Diana said...

I agree. I told this story to someone who's not in the Lord's church and she about started crying on me.

I just wanted to remind everyone that just because you've heard it a billion times, doesn't mean everyone has. :)

Ryan F. said...

Amen.

X-orter said...

You want to hear something sad? I know for a fact that I used that exact illustration in a devo while at Faulkner. I remember that it was a devo on the steps of the rotunda...I seem to remember that Charlie was in the audience. Anyway, I had heard my father use it in one of his sermons. I think that the only critique that we might levy against it is that with each retelling it becomes even more distorted. Since this story has been told by so many preachers for many generations who knows what the "original" sounded like.

Here's another one of those type of stories for you...How many have heard the one about the boy who told his mother one day upon noticing her scarred face that she was ugly. She, of course, cried. Years later the boy learned that she had been badly burned while saving his life from the ravages of a house fire. From that moment on, the boy's mother became beautiful to him because he knew that her scars represented her sacrifice in sparing his life.

Maybe Brewster or one of you can look to see if Scopes has anything to say about that one. (If you are interested.)

Diana said...

I like that. I'm a sap for stories like that. During my internship I read a book to my kids with a story like that. I actually started crying in front of my class. It turned out to be a good teachable moment, because I talked about how books can make us feel things.

Jamison said...

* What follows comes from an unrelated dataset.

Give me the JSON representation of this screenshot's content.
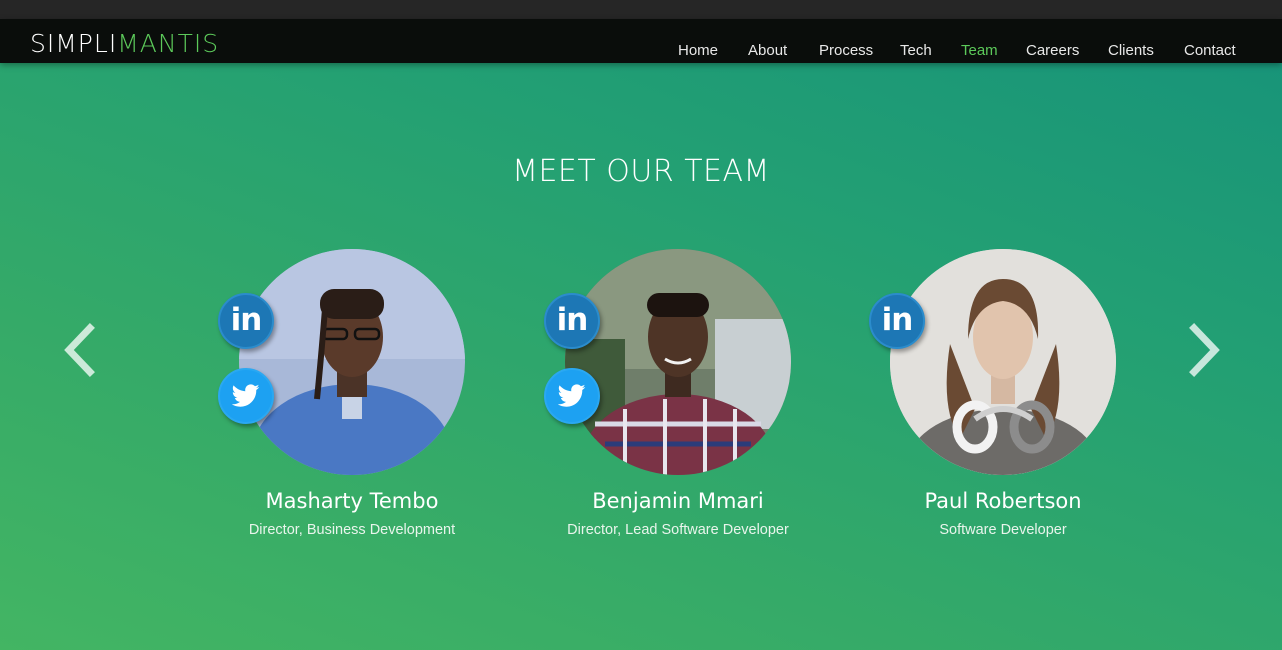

Speaking of sermon stories that we all have heard... it makes me (and I am sure other 'seasoned' christians) total ENVY new Christians... like Diana... sometimes I am like "Why cant I hear a story like that and be touched? Why can't I feel the way a new Christian feels when they pray".... things like that. I spent YEARS practicing a religion that had become habit and a religion that I had taken all the info that MAN put in my head and I produced nothing with it but condemnation to others... now I try to read the bible at face value and take what a preacher says with a grain of salt (no offence at all to present preachers... but you are but men). Sometimes I think it would do a habit-Christian some good to "hit rock bottom" and feel empty and distant from god to appreciate their faith like new Christians do...